UPDATED: VeriSign conference cancellations ignite acquisition rumors

VeriSign's (Nasdaq: VRSN) sudden cancellation of appearances at two investor conferences spurred rumors on Wednesday that the company may be heading to the auction block, and drove VeriSign stock up 7.6 percent in Nasdaq trading. However, a sale was not what was on the company's agenda: Instead, VeriSign announced Thursday that CFO Brian Robins was resigning.

News of Robins' departure drove VeriSign's stock down almost 14 percent.

Ed Maguire, an analyst at Credit Agricole Securities Inc. in New York, told Bloomberg that the cancellation of the two appearances could mean that "significant corporate action may be pending."

There are two possibilities here.

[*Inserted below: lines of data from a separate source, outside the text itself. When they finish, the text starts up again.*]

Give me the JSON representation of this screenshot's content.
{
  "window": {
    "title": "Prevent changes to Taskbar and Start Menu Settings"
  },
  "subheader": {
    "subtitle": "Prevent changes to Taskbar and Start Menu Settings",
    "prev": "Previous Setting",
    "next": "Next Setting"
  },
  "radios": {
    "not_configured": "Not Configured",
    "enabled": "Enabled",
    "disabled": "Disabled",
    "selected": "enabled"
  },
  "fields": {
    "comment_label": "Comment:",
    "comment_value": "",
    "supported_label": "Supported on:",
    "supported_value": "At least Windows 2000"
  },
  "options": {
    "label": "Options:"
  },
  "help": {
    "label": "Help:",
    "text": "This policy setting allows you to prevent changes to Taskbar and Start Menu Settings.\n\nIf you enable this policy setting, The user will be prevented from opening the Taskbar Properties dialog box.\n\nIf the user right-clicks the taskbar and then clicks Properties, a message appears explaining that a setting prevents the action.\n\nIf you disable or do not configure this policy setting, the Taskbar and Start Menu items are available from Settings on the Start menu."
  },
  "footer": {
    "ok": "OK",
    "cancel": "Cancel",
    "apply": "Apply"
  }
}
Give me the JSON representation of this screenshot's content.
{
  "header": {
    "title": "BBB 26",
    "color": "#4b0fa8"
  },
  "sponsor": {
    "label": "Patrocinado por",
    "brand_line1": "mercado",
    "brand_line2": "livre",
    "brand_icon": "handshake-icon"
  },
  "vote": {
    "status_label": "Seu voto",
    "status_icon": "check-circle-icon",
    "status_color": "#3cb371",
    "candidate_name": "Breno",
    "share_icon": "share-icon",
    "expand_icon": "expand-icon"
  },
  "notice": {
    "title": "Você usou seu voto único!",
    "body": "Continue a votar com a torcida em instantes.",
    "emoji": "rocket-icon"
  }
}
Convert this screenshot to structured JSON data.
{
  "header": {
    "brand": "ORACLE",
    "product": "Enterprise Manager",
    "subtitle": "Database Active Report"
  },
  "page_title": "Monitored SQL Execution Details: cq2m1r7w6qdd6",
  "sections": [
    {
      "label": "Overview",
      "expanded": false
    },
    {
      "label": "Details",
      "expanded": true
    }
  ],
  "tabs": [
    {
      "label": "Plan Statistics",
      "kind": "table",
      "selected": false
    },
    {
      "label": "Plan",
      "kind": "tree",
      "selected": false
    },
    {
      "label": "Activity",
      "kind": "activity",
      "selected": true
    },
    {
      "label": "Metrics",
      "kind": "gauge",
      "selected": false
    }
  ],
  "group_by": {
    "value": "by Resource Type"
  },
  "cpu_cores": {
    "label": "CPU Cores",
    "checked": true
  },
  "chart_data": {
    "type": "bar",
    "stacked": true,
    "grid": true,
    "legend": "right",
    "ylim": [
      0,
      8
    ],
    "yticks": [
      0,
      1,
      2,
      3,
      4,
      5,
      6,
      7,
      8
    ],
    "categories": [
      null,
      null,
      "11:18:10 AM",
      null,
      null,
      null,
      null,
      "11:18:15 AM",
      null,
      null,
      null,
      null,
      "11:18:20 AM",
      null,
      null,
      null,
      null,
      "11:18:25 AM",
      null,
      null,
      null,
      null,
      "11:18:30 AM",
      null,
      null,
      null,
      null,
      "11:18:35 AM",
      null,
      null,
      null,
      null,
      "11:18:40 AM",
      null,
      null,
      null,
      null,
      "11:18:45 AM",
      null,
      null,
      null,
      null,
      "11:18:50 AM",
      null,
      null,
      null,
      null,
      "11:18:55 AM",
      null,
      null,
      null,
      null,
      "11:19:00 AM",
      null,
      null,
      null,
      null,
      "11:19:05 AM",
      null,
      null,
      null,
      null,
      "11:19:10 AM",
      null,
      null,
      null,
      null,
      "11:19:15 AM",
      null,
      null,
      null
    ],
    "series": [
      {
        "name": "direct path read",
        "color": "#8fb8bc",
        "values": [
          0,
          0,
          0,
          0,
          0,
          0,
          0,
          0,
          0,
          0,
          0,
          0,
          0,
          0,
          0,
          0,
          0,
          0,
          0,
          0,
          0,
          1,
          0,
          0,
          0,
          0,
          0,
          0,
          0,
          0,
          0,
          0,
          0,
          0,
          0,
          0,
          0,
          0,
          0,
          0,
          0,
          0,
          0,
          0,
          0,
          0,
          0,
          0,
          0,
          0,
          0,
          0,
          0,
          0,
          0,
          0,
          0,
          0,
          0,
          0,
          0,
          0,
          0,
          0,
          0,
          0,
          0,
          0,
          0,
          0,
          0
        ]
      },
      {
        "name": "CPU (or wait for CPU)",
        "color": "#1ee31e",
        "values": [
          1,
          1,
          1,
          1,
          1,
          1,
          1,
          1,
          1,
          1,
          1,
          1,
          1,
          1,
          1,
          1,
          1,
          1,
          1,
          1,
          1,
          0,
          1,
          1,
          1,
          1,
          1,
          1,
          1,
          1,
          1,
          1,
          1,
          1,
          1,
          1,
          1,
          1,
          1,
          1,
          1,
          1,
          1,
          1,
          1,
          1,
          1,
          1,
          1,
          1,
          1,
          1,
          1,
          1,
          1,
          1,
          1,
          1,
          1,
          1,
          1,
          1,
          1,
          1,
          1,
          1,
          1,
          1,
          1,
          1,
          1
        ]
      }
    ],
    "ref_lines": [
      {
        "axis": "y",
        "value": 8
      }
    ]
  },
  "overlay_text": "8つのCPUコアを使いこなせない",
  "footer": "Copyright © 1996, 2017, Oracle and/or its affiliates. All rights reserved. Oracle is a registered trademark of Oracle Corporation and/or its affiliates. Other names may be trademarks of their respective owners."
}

One is they are getting ready to announce a new CEO to replace the recently departed Mark McLaughlin, who left VeriSign last month to join Palo Alto Networks. The other possibility is VeriSign will be acquired by a private equity firm, which could purchase the company and revamp it to become profitable.

After cancelling its appearance at the JPMorgan Chase & Co. conference in May 2010 due to what it said was a scheduling conflict, it announced it was selling its authentication-services unit to Symantec Corp. for $1.28 billion the next day.

Known as a manager of the Internet's dot-com and dot-net addresses, VeriSign has been selling off a number of its "non-core" businesses since 2007, including its communications division and security business.  

For more:
- Bloomberg has this article

Related articles:
TNS offers $230 million for VeriSign division
AT&T to acquire VeriSign security business
New firm Globys emerges from VeriSign vault
Will VeriSign undo M&A binge?
VeriSign looks to unload telecom assets

Suggested Articles

C Spire is installing more than 33 miles of fiber across four counties in Mississippi in order to provide faster broadband speeds to rural areas.

There's no doubt that SASE has picked up steam this year after Gartner coined the phrase last year, and now MEF has joined the SASE fray.

The deal includes delivering managed network services to over 700 sites in 91 countries.